In this article, we will familiarize ourselves with the Raman effect and the Compton effect, how they are useful to us, and we will also discuss how they differ from each other.
What is the Raman Effect?
While on a trip to Europe, C.V. Raman observed the striking blue colour of the icebergs and the Mediterranean sea. This inspired his inquisitive mind to understand the reason behind the phenomenon. He carried out an experiment using transparent blocks of ice by making light from a mercury arc lamp shine through them. He documented the spectra observed from shining the light through the ice and detected what would come to be known as the Raman Lines, caused by the Raman effect. The scattering of light by molecules of a medium is known as the Raman effect. The change in the wavelength of light as it enters from one medium to another is what causes the light to scatter. Raman received the Nobel Prize in 1930 for his work on the scattering of light.
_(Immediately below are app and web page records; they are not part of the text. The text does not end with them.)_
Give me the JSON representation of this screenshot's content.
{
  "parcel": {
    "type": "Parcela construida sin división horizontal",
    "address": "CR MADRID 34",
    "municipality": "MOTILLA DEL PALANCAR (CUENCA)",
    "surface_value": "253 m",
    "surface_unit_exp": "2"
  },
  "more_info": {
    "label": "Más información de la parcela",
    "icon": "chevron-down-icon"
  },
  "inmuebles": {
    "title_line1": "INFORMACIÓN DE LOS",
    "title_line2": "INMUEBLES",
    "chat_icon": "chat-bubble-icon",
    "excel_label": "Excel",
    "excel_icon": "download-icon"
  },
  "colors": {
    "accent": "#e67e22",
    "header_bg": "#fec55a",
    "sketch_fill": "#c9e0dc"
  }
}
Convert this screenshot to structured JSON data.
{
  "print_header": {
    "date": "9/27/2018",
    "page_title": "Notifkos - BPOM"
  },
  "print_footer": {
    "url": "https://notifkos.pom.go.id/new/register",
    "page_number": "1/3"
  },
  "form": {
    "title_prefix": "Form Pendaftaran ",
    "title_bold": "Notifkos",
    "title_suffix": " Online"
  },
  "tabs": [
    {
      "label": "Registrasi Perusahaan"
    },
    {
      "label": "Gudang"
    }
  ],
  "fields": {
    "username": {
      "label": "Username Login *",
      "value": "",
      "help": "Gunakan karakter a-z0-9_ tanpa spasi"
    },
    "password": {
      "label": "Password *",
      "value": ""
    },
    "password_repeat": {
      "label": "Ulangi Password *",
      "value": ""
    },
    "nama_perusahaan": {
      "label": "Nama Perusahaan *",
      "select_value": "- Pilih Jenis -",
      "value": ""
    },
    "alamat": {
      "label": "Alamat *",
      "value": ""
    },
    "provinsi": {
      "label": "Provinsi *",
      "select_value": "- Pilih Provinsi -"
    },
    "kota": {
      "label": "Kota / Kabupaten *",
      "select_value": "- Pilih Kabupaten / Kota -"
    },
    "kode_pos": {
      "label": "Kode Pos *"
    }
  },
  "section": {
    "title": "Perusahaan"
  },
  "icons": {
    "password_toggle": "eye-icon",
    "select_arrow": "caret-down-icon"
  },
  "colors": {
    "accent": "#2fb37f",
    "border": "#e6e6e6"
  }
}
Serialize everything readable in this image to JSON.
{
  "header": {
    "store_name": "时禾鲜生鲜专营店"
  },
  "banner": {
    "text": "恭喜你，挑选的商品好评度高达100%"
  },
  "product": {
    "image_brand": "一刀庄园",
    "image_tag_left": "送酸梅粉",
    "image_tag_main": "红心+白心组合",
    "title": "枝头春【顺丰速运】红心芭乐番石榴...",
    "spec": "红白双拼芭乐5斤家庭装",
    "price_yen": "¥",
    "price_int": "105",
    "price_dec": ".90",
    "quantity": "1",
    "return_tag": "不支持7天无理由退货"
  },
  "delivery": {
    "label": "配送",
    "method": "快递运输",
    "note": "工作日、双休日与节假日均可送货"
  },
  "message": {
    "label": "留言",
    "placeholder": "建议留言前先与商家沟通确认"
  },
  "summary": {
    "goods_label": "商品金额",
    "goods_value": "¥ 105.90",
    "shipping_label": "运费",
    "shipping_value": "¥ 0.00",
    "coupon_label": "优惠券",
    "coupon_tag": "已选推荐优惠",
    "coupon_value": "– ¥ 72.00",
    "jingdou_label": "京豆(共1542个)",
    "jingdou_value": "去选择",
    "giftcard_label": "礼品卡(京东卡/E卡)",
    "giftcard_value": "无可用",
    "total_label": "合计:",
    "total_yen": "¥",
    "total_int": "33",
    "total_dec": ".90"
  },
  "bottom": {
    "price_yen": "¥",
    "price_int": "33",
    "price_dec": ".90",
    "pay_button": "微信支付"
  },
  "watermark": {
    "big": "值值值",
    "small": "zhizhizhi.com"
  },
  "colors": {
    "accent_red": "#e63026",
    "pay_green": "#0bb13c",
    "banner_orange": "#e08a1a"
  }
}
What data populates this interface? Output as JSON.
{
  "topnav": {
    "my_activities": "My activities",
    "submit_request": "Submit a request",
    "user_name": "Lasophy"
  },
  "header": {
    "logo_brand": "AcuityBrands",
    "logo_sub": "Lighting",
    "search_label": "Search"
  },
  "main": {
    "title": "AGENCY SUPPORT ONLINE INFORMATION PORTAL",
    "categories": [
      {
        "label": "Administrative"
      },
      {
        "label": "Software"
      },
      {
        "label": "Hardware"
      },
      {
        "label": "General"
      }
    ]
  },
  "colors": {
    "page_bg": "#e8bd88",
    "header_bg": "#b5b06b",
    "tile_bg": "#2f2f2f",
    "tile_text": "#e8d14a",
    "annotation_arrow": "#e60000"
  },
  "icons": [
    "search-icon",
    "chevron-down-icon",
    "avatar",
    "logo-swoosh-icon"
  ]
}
Uses of Raman Effect
Raman spectroscopy is used in various fields where the application of microscopic, non-destructive, imaging is necessary. Whether the goal is quantitative or qualitative data, Raman analysis can provide key information swiftly and quickly.
What is the Compton Effect?
When a high-energy photon collides with a target atom or a molecule, loosely bound atoms or electrons are released from the outer shell of the target atom. We call this phenomenon the Compton effect. Compton scattering occurs when an incident x-ray photon is deflected from its original path due to its interaction with an electron. The electron is ejected from its orbital position and this causes the x-ray photon to lose energy but continues to travel through the medium along an altered path. Momentum and energy are conserved during the process.The discovery of the Compton effect is considered important because it demonstrates that light cannot be thought of as a wave purely. The Compton effect was first demonstrated by Arthur Holly Compton in 1923.
Uses of Compton Effect
Compton scattering is of prime importance in radiobiology. It is the most probable interaction of high energy X rays with atomic nuclei in living beings and is applied in radiation therapy.
Raman Effect vs Compton Effect
Now that we have understood what each of these terms means, let us compare them both and understand the difference between them.
|Raman Effect||Compton Effect|
|It is an incoherent scattering||It is an incoherent scattering|
|The frequency shift depends on the scatterer||The frequency shift is independent of the scatterer|
|Wavelengths both higher and lower than the incident wavelength are present||Only wavelengths that are higher than the incident wavelengths represent|
|The elastic and inelastic collision between photon and atom or molecule||The elastic and inelastic collision between atoms and freely or loosely held electrons.|
|Applicable for visible monochromatic light||Applicable for monochromatic x rays|
Hope this article helped you understand the Raman effect and the Compton effect and how they differ from each other.